▶ Task description: The listing below must be duplicated in full, with nothing altered.

▶ Data to examine:
━━━━

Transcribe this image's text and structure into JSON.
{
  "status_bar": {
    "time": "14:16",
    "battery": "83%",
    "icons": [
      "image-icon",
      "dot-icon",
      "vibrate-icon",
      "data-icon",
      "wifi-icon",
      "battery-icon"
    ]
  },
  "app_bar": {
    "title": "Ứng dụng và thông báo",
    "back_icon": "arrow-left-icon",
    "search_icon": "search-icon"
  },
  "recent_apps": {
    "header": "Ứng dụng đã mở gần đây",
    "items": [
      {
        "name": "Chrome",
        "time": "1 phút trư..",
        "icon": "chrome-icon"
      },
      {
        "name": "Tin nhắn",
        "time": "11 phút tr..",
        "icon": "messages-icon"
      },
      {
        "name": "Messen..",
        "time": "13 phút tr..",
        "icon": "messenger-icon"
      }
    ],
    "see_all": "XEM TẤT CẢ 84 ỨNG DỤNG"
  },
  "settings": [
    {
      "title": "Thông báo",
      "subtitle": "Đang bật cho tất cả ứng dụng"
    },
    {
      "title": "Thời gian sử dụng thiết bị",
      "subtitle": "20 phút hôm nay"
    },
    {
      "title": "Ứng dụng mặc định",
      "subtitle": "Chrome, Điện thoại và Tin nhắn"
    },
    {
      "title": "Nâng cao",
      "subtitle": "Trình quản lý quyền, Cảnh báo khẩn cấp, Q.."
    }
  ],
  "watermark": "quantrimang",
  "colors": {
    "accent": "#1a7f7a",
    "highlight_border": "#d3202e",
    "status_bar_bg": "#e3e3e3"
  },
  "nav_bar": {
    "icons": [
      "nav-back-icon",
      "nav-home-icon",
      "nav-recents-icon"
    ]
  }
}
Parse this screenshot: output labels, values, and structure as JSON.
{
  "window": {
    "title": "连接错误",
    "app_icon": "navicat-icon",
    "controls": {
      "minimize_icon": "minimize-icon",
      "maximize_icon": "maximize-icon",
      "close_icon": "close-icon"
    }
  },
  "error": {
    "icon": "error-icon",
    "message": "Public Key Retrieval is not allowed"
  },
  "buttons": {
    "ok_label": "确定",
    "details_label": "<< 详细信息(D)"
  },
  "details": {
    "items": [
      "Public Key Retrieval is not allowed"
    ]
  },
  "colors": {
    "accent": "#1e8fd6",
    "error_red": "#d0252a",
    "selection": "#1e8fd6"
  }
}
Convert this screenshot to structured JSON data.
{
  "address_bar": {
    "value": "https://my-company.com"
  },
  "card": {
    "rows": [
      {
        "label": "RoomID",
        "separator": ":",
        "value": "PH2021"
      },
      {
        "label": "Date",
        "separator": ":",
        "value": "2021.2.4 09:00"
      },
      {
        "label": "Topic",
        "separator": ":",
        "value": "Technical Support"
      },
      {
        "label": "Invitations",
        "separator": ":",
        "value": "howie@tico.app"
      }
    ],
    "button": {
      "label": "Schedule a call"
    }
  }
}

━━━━

▶ Exercise output:
Transcribe this image's text and structure into JSON.
{
  "status_bar": {
    "time": "14:16",
    "battery": "83%",
    "icons": [
      "image-icon",
      "dot-icon",
      "vibrate-icon",
      "data-icon",
      "wifi-icon",
      "battery-icon"
    ]
  },
  "app_bar": {
    "title": "Ứng dụng và thông báo",
    "back_icon": "arrow-left-icon",
    "search_icon": "search-icon"
  },
  "recent_apps": {
    "header": "Ứng dụng đã mở gần đây",
    "items": [
      {
        "name": "Chrome",
        "time": "1 phút trư..",
        "icon": "chrome-icon"
      },
      {
        "name": "Tin nhắn",
        "time": "11 phút tr..",
        "icon": "messages-icon"
      },
      {
        "name": "Messen..",
        "time": "13 phút tr..",
        "icon": "messenger-icon"
      }
    ],
    "see_all": "XEM TẤT CẢ 84 ỨNG DỤNG"
  },
  "settings": [
    {
      "title": "Thông báo",
      "subtitle": "Đang bật cho tất cả ứng dụng"
    },
    {
      "title": "Thời gian sử dụng thiết bị",
      "subtitle": "20 phút hôm nay"
    },
    {
      "title": "Ứng dụng mặc định",
      "subtitle": "Chrome, Điện thoại và Tin nhắn"
    },
    {
      "title": "Nâng cao",
      "subtitle": "Trình quản lý quyền, Cảnh báo khẩn cấp, Q.."
    }
  ],
  "watermark": "quantrimang",
  "colors": {
    "accent": "#1a7f7a",
    "highlight_border": "#d3202e",
    "status_bar_bg": "#e3e3e3"
  },
  "nav_bar": {
    "icons": [
      "nav-back-icon",
      "nav-home-icon",
      "nav-recents-icon"
    ]
  }
}
Parse this screenshot: output labels, values, and structure as JSON.
{
  "window": {
    "title": "连接错误",
    "app_icon": "navicat-icon",
    "controls": {
      "minimize_icon": "minimize-icon",
      "maximize_icon": "maximize-icon",
      "close_icon": "close-icon"
    }
  },
  "error": {
    "icon": "error-icon",
    "message": "Public Key Retrieval is not allowed"
  },
  "buttons": {
    "ok_label": "确定",
    "details_label": "<< 详细信息(D)"
  },
  "details": {
    "items": [
      "Public Key Retrieval is not allowed"
    ]
  },
  "colors": {
    "accent": "#1e8fd6",
    "error_red": "#d0252a",
    "selection": "#1e8fd6"
  }
}
Convert this screenshot to structured JSON data.
{
  "address_bar": {
    "value": "https://my-company.com"
  },
  "card": {
    "rows": [
      {
        "label": "RoomID",
        "separator": ":",
        "value": "PH2021"
      },
      {
        "label": "Date",
        "separator": ":",
        "value": "2021.2.4 09:00"
      },
      {
        "label": "Topic",
        "separator": ":",
        "value": "Technical Support"
      },
      {
        "label": "Invitations",
        "separator": ":",
        "value": "howie@tico.app"
      }
    ],
    "button": {
      "label": "Schedule a call"
    }
  }
}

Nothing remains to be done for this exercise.